The value of education has been apparent to me from a young age, coming from an academically inclined family, and I have seen the benefits that instilling a love of learning at a young age can bring to both individual and society. My teachers were crucial in shaping my outlook and personality as much as my intellect and I would relish the opportunity to play a similarly nurturing and inspiring role for others. While my academic studies have focused on text-based subjects, I have recently enjoyed applying my transferable study skills to learning the skills needed to play a positive role in the lives of those in need of education and care. I have completed an NVQ Level 1 in Supporting People with a Learning Disability and a Level 2 Diploma in Health and Social Care. These cover a range of planning, communication (including Makaton and Braille), legislative, and practical issues that may arise. In response to the last of these, I have also undertaken a range of practical training courses, including: Understanding and Working with Challenging Behaviour; Health and Safety and Fire Training; care and provision of medicine, Epilepsy Awareness and First Aid; and SOVA (Safeguarding of Young Adults).

This practical training has already proven extremely useful throughout my work experience in educational environments. At Greenford High School, I had the opportunity to work with 11-16 year olds, supporting them one-to-one during literature and reading activities. This was an excellent chance to witness the day-to-day activities of teaching and confirmed that it would not only be an excellent match for my skills and experience but also hugely rewarding. It was only when I began working with adults with both mild and profound learning difficulties, while working at Richmond College’s Support for Living course, that I realised my enthusiasm for working with challenging pupils and those at an earlier stage of education. I work with a range of Service Users, with mental ages ranging from 3-7 and multiple conditions including Downs Syndrome, Cerebral Palsy, and limited speech and language. I have enjoyed applying the skills that I have learnt through study, using open questions to engage students and avoid behavioural difficulties and finding new, innovative ways to interact with those at an early stage of their educational and personal development. I have particularly enjoyed learning about, and employing, Phoebe Cadwell’s Intensive Interaction approach; based on the ability to read the full communicative cues of a person, including all forms of verbal and non-verbal communication. I have regular meetings with my assessor to discuss and review both my performance and new ideas.

Outside of my work experience and study, my passion for education also impacts on my extra-curricular activities. I have fostered a strong relationship with a particular student from college, for example, and undertake additional lessons with her during holidays. I also enjoy reading up on developments in the field and new approaches to early years and SEN education in journal articles and other online sources. As a lover of literature myself, I am also particularly keen to instil this in the children in my life and enjoy spending time storytelling with my nieces and nephews.

I am aware that teaching is as challenging as it is rewarding and I have worked hard to gain the skills, knowledge and experience to rise to these challenges in the future. As a positive, outgoing person, with a profound love of children and respect for both the process and positive effects of education, I believe that I will continue to bring this natural aptitude to future studies; building on the foundation I have already created and achieving my ultimate goal to make a positive contribution to individual lives, and to society, through teaching.

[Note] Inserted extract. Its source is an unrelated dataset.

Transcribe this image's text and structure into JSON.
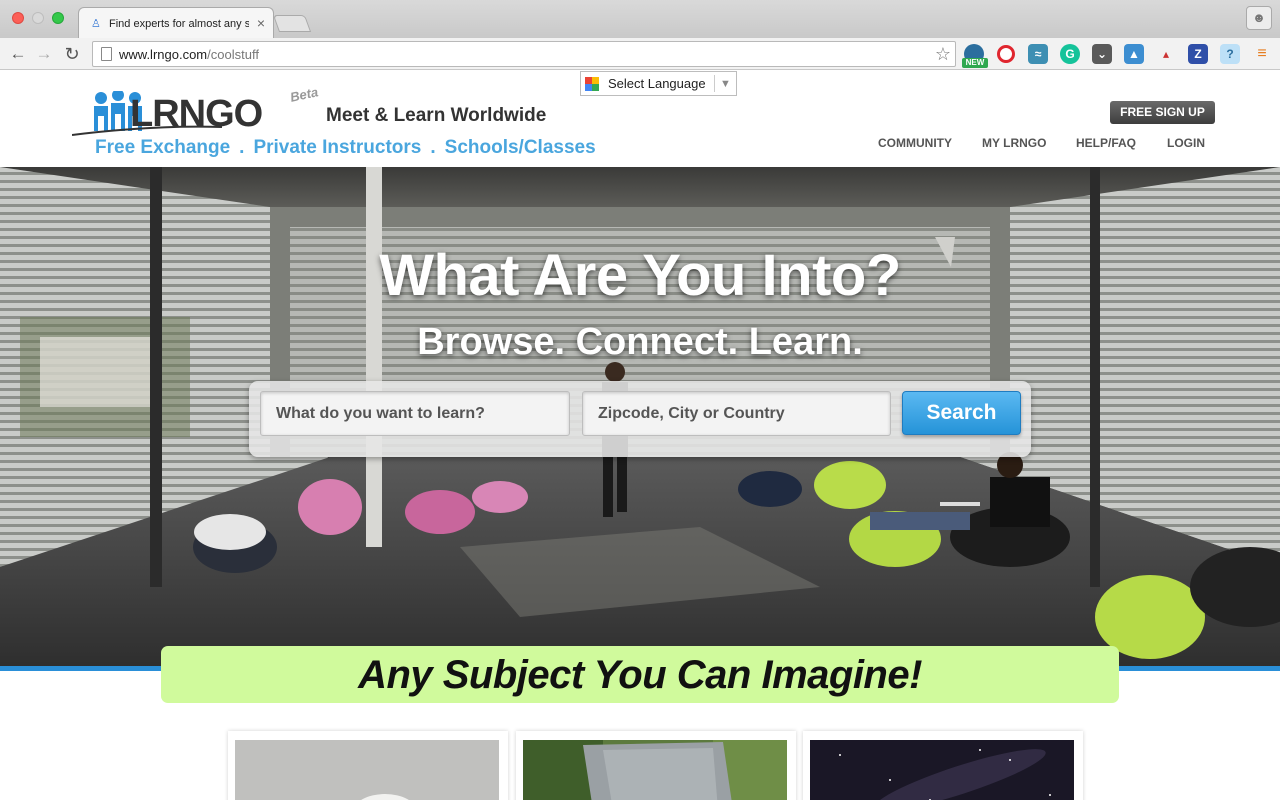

Thinking of becoming a teacher? This Teaching personal statement sample will be a useful guide when writing your university application and personal statement.